Required action:
Go through the entries below, tally each line with the string "sauter", and give the final number by itself.

Web page and app entries
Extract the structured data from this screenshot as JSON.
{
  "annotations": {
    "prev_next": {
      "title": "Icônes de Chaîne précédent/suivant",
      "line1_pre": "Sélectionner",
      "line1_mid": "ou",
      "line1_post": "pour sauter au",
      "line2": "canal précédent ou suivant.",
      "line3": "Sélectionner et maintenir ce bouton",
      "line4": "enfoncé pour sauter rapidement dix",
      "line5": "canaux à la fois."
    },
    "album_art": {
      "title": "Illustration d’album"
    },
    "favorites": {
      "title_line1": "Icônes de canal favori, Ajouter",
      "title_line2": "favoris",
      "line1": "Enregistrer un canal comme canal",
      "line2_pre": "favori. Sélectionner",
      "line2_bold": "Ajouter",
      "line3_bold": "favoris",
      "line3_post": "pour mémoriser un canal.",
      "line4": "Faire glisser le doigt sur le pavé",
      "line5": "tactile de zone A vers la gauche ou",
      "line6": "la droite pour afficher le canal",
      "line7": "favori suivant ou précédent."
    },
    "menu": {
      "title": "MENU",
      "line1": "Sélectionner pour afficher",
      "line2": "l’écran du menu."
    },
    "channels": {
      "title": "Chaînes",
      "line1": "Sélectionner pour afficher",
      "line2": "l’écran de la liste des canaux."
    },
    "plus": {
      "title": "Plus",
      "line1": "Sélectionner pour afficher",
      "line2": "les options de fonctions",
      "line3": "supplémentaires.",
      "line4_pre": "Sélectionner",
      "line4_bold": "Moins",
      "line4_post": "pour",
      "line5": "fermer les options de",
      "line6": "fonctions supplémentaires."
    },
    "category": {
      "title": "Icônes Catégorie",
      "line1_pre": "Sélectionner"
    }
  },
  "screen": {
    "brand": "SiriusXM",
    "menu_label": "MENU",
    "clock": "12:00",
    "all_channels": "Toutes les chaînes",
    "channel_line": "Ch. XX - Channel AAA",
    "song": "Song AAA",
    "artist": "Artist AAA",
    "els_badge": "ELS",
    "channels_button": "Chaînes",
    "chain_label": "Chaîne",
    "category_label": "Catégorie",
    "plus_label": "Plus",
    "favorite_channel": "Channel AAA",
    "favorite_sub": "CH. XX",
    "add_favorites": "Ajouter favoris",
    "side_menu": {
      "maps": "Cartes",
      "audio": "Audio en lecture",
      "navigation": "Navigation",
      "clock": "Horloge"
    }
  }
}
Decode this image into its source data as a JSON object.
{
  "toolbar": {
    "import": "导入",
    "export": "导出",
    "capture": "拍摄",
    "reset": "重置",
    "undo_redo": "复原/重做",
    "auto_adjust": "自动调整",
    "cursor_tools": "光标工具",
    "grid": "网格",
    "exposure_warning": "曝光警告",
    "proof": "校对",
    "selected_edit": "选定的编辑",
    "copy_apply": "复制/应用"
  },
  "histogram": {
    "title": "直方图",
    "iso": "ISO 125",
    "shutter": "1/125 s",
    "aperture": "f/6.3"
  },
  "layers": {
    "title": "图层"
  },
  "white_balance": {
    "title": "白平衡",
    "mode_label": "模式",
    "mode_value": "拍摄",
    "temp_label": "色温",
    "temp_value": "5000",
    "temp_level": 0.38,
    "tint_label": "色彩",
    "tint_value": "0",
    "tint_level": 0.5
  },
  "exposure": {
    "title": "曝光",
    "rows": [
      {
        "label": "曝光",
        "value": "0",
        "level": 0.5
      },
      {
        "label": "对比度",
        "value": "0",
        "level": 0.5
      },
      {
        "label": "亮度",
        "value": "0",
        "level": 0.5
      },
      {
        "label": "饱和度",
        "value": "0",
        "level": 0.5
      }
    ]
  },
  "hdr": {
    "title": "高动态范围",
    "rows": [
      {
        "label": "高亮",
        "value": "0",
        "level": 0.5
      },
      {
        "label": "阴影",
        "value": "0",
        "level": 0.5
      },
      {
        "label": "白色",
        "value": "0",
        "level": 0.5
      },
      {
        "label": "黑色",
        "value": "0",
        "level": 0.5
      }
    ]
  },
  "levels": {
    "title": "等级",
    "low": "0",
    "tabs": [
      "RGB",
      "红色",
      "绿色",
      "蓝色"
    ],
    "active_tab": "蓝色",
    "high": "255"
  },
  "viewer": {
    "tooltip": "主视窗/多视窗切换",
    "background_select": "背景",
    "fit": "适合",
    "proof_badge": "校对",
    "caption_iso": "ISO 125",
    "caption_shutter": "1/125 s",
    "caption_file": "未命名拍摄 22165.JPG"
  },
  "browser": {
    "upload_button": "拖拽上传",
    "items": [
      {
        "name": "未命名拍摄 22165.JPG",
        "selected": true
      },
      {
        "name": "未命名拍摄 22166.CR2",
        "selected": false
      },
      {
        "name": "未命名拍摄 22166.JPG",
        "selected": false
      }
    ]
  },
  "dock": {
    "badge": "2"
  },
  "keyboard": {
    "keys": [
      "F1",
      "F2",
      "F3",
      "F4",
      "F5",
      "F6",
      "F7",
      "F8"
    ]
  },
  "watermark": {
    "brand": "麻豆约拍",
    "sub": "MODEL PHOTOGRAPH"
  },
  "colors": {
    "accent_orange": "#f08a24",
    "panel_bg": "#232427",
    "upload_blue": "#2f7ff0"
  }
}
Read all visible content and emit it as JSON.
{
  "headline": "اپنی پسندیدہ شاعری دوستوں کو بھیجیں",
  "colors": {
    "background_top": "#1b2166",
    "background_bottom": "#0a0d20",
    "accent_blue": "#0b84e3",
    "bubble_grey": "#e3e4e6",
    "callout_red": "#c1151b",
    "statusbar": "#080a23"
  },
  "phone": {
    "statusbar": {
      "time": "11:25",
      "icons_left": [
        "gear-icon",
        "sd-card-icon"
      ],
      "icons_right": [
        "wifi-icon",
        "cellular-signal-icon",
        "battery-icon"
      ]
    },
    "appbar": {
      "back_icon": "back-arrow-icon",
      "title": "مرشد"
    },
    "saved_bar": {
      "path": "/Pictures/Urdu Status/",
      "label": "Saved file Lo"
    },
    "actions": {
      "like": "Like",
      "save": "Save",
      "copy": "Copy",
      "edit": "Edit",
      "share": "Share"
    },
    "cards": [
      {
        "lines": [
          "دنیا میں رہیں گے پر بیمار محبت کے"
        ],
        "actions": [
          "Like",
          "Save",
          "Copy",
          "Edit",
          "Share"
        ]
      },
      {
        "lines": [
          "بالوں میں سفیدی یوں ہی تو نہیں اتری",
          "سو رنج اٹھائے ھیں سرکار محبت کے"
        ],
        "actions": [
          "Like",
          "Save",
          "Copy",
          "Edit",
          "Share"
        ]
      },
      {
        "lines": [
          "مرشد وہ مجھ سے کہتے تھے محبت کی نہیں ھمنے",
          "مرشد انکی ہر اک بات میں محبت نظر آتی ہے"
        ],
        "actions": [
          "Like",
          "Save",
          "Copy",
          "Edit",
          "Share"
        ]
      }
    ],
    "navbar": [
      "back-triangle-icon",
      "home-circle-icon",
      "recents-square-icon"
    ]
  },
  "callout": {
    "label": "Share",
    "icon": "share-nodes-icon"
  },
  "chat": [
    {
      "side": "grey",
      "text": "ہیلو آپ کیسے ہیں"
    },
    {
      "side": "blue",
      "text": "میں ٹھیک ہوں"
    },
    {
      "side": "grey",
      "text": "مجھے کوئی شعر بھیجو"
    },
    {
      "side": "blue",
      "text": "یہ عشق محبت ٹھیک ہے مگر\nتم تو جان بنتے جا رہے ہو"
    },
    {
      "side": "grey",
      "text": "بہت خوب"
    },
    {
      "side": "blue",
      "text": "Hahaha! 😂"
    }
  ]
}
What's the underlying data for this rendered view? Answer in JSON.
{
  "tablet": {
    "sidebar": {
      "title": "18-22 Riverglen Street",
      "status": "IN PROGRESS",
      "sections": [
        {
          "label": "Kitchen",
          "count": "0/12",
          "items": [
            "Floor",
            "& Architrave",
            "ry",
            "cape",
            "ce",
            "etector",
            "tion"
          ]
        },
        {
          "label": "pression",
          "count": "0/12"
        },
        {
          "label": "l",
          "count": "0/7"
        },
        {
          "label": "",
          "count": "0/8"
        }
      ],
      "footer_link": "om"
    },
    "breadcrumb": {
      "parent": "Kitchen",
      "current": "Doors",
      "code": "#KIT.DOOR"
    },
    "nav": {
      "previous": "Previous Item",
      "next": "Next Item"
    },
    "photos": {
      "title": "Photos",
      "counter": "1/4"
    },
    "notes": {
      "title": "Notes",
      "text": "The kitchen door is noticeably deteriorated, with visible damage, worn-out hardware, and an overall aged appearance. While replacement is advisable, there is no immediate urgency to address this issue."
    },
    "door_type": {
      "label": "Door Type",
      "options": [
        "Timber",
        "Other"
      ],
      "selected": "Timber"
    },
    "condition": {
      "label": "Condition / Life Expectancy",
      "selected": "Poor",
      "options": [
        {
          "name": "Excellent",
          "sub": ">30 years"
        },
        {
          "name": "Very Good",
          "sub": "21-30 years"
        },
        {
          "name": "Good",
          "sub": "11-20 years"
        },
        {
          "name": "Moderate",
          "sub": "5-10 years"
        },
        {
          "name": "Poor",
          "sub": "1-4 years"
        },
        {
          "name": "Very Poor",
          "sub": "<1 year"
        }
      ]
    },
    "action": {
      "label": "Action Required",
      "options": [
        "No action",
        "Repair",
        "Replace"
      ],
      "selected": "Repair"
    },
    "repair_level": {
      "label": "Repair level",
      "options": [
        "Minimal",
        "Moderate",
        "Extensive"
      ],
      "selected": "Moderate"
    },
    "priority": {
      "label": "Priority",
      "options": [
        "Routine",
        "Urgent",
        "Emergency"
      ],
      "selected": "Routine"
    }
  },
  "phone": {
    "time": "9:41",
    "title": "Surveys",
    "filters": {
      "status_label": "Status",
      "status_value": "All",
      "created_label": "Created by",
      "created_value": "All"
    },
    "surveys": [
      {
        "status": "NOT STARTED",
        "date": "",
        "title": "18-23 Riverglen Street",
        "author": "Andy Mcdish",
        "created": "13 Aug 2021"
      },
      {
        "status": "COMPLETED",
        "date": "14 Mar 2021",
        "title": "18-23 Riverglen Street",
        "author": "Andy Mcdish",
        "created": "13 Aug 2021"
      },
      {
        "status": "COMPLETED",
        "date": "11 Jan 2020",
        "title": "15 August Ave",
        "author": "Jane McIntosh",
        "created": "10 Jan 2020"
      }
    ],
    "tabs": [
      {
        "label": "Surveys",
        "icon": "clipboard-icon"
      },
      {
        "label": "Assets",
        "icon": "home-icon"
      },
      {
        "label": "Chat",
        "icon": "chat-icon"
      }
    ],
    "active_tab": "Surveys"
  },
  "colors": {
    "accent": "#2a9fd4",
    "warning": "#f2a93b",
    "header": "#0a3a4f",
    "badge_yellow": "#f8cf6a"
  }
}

Exercise output:
2